C'est dans la maison jaune de Sodeco que Zena el-Khalil, artiste pluridisciplinaire, présente « Sacred Catastrophe : healing Lebanon »*, un parcours destiné à ébranler l'amnésie collective, catalyser la mémoire et inviter au pardon. Par Danny MallatLink
Interview by Zéna Zalzal on upcoming exhibition Sacred Catastrophe : Healing Lebanon.Link
This post, which explores the social media landscape in the Middle East, is part of a series related to the upcoming 2015 Milton Wolf Seminar on Media and Diplomacy: Triumphs and Tragedies: Media and Global Events in 2014, which took place in Vienna, Austria from April 19-21, 2015. The 2015 seminar was jointly organized by the Center for Global Communication Studies at the University of Pennsylvania’s Annenberg School for Communication, the American Austrian Foundation, and the Diplomatic Academy of Vienna.Link

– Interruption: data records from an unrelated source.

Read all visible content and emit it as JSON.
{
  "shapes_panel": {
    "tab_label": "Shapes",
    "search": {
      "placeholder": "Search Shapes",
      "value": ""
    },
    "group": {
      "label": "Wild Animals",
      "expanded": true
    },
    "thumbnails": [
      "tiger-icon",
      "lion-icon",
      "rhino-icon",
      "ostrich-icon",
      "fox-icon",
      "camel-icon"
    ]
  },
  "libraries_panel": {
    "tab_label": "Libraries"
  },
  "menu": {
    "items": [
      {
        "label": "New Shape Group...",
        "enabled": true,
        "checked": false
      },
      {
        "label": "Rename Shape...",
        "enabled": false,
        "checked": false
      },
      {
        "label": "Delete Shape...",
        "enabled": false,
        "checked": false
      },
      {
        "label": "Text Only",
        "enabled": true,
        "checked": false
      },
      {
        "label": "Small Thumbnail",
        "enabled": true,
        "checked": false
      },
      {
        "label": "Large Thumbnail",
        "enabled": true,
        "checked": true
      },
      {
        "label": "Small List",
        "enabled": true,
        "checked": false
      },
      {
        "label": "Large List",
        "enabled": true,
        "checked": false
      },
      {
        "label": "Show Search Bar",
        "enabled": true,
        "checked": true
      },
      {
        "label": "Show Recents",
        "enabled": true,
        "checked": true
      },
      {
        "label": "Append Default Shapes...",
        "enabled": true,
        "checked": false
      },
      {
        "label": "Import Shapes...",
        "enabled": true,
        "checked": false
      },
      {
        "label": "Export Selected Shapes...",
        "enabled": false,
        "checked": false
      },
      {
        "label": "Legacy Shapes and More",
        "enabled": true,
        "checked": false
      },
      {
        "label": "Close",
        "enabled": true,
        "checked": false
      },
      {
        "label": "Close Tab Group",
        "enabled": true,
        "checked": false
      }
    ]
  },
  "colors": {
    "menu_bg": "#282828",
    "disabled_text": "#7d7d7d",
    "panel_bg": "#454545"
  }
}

The house is a witness: A TED Fellow makes art from the rubble of her homes lost to warLink
Review of Beirut, I Love You. US edition.Link
artist + cultural activistLink

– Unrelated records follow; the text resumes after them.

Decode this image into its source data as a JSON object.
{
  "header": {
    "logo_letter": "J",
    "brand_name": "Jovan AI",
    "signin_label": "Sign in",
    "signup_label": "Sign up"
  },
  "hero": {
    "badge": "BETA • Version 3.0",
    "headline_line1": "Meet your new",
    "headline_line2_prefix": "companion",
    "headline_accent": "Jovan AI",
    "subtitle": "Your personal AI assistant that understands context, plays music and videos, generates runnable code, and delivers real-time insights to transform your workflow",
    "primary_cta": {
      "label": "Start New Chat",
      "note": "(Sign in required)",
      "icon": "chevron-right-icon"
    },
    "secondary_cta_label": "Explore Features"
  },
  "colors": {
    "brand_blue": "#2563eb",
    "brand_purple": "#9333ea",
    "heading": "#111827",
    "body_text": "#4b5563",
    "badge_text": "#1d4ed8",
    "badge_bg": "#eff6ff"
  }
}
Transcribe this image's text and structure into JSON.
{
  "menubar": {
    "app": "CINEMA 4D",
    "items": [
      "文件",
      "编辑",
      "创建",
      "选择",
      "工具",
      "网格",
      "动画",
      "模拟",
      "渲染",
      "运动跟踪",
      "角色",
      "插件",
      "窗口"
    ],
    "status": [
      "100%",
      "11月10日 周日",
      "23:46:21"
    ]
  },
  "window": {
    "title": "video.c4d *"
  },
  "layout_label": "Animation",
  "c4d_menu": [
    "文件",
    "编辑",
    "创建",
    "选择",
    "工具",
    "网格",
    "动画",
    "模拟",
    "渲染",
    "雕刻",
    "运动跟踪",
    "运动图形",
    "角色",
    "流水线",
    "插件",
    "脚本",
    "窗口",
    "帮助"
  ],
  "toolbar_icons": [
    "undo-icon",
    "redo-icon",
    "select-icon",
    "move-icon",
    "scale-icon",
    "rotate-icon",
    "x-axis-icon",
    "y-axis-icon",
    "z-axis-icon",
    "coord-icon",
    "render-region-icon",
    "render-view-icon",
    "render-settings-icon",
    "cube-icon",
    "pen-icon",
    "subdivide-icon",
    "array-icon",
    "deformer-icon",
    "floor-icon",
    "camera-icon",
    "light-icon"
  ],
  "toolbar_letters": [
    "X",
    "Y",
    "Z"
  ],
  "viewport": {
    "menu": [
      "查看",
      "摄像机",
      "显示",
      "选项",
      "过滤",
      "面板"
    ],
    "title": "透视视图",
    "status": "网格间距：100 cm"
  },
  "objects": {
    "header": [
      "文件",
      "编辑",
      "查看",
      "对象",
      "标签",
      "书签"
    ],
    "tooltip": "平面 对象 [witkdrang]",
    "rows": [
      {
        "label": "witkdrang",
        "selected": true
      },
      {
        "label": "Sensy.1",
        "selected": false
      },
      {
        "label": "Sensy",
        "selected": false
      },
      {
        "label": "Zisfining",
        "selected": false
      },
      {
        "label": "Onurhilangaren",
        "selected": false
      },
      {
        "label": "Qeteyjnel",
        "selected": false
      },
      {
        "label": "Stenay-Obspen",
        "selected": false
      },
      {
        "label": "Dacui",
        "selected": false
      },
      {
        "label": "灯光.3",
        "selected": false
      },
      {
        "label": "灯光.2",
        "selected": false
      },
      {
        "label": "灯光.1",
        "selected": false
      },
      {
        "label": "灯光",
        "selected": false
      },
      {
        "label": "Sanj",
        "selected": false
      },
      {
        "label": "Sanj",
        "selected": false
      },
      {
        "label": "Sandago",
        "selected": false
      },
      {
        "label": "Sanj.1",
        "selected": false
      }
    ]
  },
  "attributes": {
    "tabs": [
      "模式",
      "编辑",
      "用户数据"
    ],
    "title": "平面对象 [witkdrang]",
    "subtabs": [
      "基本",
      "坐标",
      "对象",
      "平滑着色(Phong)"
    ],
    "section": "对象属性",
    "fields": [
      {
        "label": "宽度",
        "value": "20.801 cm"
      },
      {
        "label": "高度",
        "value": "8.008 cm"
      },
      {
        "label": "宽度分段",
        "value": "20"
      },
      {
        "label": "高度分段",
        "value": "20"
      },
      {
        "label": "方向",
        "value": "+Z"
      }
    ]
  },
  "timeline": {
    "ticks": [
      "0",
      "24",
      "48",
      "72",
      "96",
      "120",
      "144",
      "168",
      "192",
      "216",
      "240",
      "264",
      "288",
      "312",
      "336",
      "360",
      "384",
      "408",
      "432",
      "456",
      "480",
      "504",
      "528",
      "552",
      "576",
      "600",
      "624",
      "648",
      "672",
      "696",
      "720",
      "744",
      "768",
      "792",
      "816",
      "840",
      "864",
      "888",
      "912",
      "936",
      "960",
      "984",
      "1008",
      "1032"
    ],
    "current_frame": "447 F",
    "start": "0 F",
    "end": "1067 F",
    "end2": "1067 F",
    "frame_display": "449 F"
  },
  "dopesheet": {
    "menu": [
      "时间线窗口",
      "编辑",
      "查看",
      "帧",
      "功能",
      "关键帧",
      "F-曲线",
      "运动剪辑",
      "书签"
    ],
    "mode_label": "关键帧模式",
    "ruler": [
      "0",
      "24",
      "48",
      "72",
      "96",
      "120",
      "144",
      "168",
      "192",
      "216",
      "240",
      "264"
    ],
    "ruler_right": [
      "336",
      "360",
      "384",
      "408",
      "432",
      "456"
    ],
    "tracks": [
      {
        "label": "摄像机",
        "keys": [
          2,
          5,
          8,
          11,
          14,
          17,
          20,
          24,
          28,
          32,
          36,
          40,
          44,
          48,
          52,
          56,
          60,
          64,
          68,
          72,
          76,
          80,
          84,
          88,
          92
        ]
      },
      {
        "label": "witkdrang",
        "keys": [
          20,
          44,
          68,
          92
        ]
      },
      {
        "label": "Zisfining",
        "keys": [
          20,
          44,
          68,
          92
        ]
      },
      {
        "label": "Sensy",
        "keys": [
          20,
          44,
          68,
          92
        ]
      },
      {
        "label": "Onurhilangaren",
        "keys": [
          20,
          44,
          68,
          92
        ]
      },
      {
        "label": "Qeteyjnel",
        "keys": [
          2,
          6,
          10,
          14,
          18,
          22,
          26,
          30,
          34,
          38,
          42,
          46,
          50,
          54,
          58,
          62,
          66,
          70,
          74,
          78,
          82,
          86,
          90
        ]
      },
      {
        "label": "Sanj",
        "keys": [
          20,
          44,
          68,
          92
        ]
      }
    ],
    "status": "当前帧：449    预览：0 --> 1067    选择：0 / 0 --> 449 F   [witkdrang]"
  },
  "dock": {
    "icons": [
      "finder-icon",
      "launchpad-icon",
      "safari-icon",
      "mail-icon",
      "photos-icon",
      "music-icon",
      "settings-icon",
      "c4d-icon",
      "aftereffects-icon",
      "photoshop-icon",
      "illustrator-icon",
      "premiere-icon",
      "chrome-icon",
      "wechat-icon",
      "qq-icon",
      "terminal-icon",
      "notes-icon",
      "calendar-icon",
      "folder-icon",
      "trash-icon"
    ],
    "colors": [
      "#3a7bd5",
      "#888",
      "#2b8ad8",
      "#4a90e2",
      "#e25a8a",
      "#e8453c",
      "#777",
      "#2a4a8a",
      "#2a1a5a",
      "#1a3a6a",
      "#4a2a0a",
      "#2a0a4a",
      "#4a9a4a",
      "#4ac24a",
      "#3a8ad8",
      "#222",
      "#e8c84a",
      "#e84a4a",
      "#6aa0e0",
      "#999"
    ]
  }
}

Lebanese interdisciplinary artist building bridges through glitter, faith and compassion. A blogger and publisher, she is also the author of Beirut, I Love You: A Memoir.Link
BEIRUT — Take one of Beirut’s battered 1970s Mercedes taxis through the city center and you’ll chance across plenty of gold-plated names these days.Link
Zena el Khalil was born in London of Lebanese parents and grew up in Nigeria. At 18 she decided to move to Beirut and in her first novel she recounts what life was like for her as a 20-something artist, environmental activist and blogger under the constant threat of war. During the July 2006 attacks on Lebanon she began writing a blog describing the daily Israeli bombardments, which received international acclaim. She joins Jane to discuss her continuing love of the city of Beirut.Link
She turns the black-and-white photo of a militiaman into a glittery iconic figure combining a pinkish haze of artificial flowers, pearl necklaces and rubber dolls...Link
As Israeli bombs rain down on Beirut, the people of the city are once again living with the horror of war. In an intimate diary, 30-year-old Lebanese artist Zena el-Khalil describes helping foreigners escape, the nightly rocket attacks - and how she couldn't leave her sick friend behindLink
Today I drove through downtown on my way to visit my parents. I was driving alone and was a bit nervous. First time in a car alone since this whole thing started … But I had to see my parents. I came across a red light and stopped. The streets were empty, and I caught myself wondering why I stopped and didn’t just go through. Streets were totally empty - no other cars, no traffic police...Link